▸ **INSTRUCTIONS TO FOLLOW**: For each line in the data below that has the word "structured", copy that line.

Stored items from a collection
-- Opening Marker --

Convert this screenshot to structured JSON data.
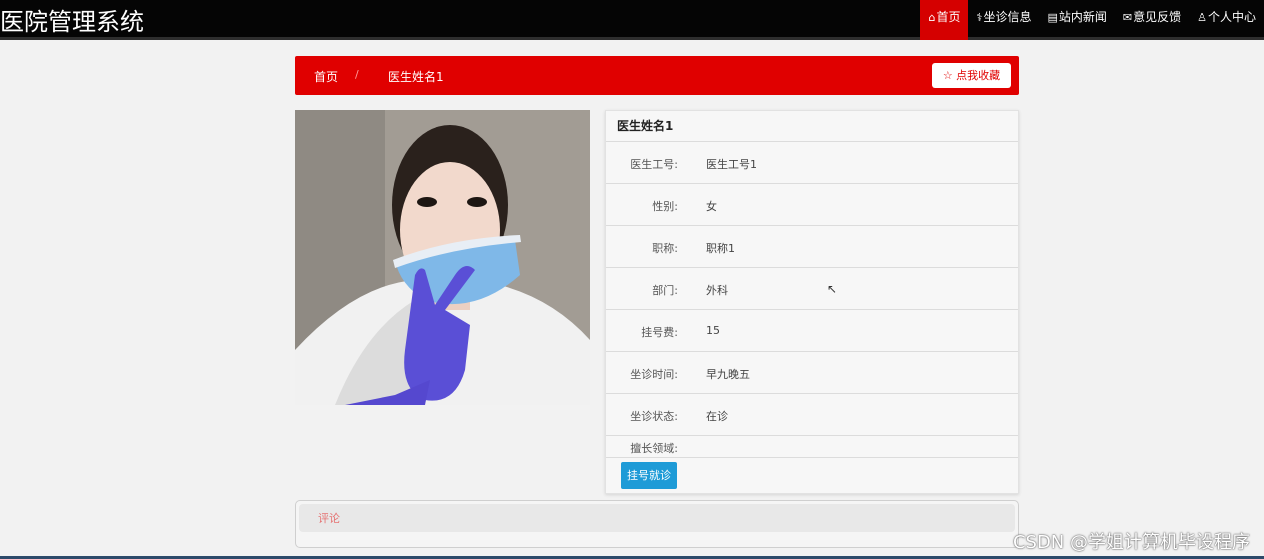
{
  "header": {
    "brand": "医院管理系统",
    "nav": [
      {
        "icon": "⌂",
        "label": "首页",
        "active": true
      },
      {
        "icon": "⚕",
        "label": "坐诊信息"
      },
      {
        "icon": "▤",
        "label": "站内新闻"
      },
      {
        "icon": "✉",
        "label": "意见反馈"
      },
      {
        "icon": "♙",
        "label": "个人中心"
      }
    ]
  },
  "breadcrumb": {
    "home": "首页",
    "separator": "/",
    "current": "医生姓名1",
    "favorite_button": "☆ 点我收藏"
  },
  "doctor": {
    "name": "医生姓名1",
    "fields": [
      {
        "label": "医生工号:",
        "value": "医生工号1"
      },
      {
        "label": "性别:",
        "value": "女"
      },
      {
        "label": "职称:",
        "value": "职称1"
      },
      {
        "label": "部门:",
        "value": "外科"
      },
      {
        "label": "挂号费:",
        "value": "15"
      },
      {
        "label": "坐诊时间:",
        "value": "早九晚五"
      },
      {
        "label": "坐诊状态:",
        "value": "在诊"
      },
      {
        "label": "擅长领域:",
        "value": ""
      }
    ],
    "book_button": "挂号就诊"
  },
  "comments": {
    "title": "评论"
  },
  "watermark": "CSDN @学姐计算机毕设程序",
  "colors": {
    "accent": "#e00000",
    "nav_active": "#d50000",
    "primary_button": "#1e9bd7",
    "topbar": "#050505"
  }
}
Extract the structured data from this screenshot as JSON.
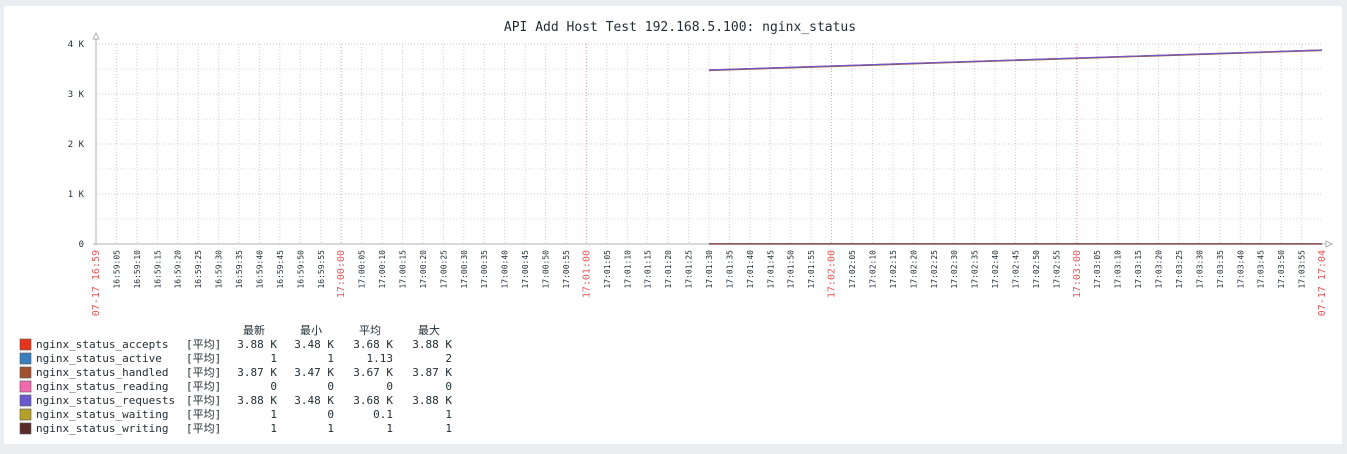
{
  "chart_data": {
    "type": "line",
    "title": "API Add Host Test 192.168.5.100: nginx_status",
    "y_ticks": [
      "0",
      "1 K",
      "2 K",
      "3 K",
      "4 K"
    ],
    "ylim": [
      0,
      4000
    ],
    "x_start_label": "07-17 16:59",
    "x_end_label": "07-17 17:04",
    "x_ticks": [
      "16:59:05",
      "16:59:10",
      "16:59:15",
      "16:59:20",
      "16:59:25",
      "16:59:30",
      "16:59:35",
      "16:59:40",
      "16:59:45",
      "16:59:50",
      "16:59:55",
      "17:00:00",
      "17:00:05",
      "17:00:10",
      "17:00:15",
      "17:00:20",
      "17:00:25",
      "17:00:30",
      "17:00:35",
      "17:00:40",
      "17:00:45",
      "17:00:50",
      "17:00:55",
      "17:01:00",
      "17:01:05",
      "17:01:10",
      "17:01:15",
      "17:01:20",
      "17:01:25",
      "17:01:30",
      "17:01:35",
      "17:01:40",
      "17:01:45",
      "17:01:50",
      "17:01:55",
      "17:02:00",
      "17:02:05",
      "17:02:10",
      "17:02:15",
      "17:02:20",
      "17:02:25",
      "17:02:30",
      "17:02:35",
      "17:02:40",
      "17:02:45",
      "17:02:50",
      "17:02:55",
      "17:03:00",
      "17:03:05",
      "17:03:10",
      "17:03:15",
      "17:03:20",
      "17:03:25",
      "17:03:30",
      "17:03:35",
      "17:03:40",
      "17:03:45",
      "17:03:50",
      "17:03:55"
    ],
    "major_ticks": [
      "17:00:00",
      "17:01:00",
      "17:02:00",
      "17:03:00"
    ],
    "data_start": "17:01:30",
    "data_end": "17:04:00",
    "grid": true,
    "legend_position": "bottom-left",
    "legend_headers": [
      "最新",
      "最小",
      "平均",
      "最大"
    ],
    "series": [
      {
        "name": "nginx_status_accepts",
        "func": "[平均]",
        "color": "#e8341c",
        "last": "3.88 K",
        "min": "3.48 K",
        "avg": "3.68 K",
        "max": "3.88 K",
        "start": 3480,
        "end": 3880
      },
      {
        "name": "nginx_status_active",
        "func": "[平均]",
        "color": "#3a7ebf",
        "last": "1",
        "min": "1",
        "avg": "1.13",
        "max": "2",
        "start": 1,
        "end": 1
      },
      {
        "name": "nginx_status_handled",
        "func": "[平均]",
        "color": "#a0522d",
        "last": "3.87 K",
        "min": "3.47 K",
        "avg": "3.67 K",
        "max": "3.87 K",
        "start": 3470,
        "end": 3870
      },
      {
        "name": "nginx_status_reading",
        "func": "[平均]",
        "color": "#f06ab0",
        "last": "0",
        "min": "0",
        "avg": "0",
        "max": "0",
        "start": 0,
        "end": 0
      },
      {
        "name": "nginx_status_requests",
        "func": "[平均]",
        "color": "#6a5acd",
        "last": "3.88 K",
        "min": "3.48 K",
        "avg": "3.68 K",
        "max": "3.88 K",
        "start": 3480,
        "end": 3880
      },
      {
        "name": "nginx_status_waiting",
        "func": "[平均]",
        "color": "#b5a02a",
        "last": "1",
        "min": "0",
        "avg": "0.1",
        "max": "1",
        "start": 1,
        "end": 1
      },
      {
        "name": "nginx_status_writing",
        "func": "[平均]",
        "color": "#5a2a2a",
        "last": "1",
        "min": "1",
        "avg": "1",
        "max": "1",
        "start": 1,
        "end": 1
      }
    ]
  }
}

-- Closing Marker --
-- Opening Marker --

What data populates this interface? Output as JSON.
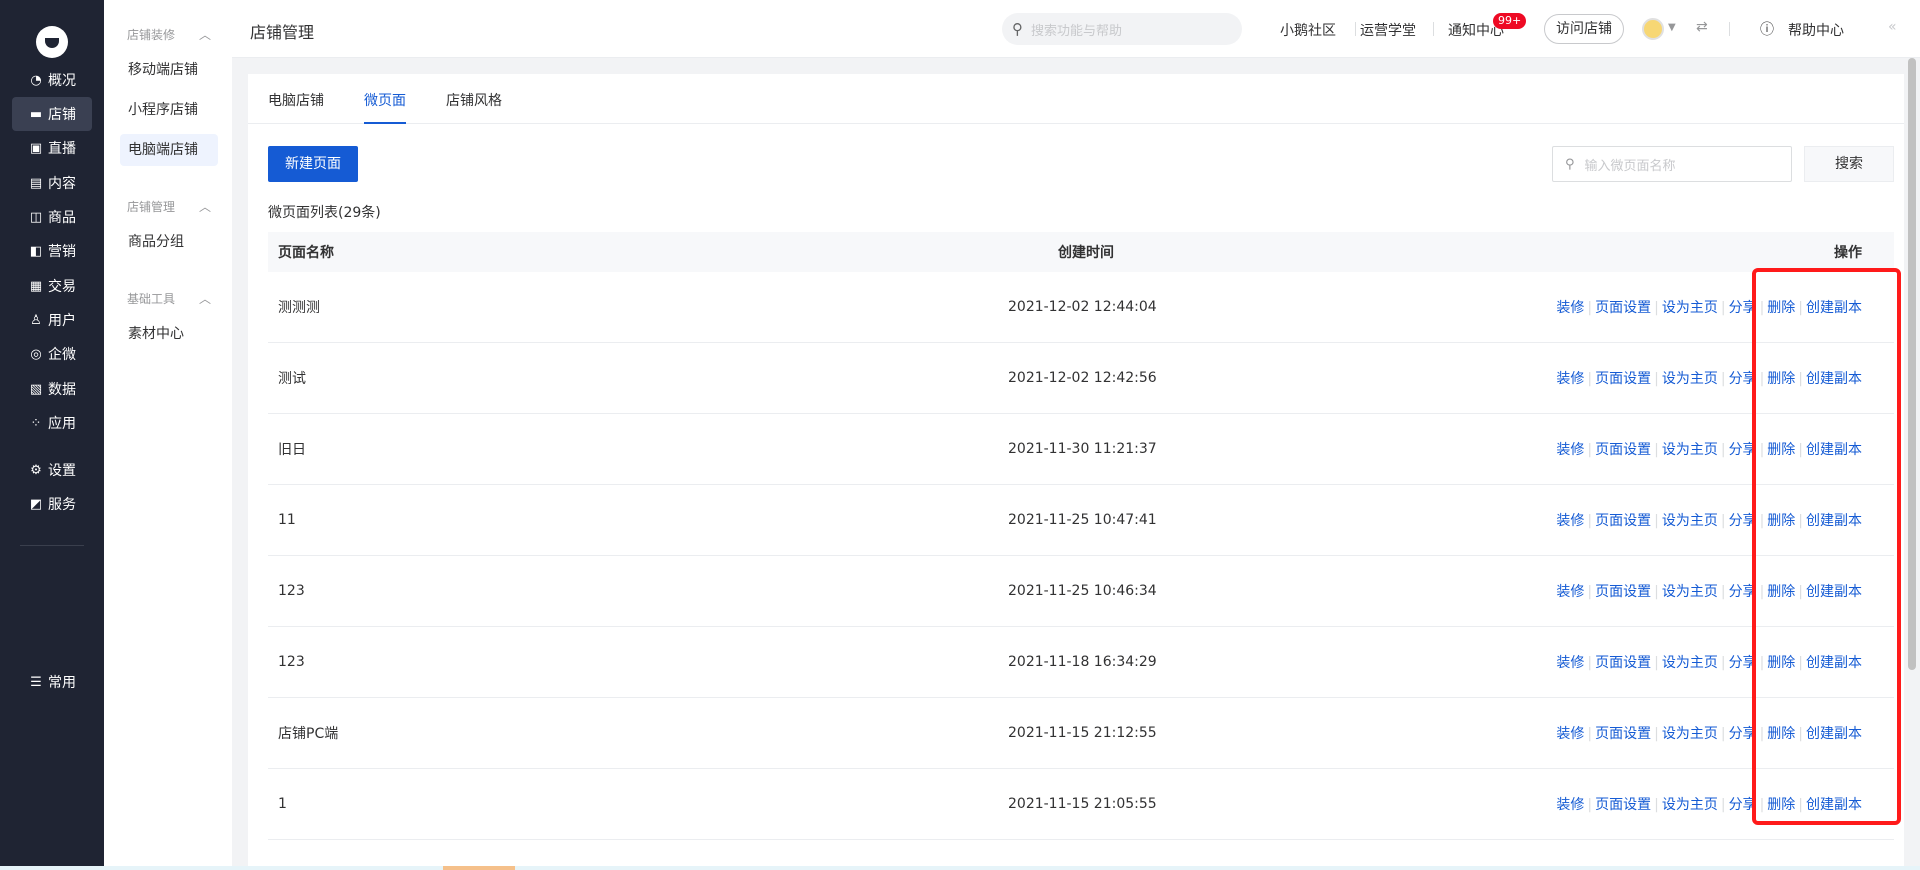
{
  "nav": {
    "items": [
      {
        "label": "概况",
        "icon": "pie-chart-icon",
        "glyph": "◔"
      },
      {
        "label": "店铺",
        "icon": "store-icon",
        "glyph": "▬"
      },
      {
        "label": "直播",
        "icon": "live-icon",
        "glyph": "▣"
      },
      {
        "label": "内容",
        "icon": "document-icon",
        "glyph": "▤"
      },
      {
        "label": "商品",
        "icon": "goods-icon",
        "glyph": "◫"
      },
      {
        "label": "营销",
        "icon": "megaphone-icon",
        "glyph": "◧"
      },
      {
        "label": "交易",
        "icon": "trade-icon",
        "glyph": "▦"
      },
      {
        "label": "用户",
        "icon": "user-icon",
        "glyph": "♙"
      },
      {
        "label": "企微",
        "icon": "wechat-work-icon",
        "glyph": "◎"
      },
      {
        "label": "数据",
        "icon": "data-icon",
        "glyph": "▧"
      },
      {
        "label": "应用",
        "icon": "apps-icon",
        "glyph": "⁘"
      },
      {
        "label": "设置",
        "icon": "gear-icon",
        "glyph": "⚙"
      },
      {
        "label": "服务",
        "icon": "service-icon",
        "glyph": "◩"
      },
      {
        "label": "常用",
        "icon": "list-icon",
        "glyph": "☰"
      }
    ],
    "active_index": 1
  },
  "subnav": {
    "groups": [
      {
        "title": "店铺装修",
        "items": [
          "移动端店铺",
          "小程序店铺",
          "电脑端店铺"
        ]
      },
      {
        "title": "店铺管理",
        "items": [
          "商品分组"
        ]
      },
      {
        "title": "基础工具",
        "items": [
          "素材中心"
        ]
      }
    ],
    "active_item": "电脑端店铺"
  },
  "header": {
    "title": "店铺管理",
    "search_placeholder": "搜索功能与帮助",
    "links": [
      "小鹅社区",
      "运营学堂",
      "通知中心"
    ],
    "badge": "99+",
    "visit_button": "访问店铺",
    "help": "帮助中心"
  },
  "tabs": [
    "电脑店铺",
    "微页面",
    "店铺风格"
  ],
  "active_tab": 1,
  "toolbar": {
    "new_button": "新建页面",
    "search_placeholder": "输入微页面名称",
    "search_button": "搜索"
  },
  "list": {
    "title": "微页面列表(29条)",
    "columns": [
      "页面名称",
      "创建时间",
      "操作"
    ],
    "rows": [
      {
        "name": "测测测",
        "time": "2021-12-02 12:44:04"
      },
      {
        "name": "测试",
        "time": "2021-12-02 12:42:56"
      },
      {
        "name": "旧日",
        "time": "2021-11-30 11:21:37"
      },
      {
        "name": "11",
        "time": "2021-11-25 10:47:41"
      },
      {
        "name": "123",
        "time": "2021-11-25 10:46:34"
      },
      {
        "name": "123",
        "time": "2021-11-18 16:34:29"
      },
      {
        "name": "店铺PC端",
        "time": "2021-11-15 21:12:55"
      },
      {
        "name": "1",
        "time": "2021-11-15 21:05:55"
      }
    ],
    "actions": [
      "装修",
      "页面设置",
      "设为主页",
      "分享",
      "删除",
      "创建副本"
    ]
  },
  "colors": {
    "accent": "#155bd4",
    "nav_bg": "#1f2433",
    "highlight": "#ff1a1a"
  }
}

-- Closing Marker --

▸ **OUTPUT FOR THIS TASK**:
Convert this screenshot to structured JSON data.
Extract the structured data from this screenshot as JSON.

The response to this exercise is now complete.